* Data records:
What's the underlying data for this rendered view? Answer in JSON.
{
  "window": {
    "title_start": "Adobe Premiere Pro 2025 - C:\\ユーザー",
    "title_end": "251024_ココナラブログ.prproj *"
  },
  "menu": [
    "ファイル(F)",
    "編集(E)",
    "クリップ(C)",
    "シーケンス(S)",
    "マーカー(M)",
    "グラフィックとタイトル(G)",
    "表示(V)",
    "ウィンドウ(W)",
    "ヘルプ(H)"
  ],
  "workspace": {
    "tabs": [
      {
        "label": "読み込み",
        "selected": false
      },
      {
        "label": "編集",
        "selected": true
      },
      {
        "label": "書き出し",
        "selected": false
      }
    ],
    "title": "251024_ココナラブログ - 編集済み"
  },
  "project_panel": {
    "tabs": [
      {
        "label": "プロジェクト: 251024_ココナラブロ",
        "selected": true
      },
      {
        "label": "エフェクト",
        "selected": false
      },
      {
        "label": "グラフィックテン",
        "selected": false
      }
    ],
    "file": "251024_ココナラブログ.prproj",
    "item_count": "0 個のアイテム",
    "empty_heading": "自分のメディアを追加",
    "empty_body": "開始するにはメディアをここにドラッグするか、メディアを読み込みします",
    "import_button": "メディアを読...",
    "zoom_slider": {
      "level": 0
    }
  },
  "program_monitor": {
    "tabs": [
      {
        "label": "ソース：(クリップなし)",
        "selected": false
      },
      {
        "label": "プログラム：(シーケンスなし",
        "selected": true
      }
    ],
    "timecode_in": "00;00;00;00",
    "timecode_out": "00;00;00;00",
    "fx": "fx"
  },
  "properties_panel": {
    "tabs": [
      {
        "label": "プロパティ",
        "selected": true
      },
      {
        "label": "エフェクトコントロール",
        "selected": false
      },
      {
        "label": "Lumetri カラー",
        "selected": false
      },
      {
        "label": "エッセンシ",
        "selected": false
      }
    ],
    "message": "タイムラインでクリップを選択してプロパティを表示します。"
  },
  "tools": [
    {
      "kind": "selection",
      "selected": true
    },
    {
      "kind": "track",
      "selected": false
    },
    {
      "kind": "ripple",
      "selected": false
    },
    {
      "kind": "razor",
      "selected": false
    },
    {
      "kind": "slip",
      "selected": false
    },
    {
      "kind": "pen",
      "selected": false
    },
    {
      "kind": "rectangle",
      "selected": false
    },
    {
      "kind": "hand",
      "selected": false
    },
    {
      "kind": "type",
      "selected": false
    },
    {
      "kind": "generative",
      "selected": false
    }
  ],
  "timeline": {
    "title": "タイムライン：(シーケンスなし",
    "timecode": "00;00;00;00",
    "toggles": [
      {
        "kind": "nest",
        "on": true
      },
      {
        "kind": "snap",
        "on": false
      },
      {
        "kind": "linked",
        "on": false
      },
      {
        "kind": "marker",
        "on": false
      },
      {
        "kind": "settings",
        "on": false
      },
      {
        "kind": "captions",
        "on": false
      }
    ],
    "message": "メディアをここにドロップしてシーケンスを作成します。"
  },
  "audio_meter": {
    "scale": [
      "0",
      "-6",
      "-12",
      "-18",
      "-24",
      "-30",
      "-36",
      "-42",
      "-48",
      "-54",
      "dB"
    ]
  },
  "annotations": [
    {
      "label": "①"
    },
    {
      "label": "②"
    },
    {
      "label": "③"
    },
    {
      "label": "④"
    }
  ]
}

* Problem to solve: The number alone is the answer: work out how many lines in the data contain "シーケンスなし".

* Task solution: 2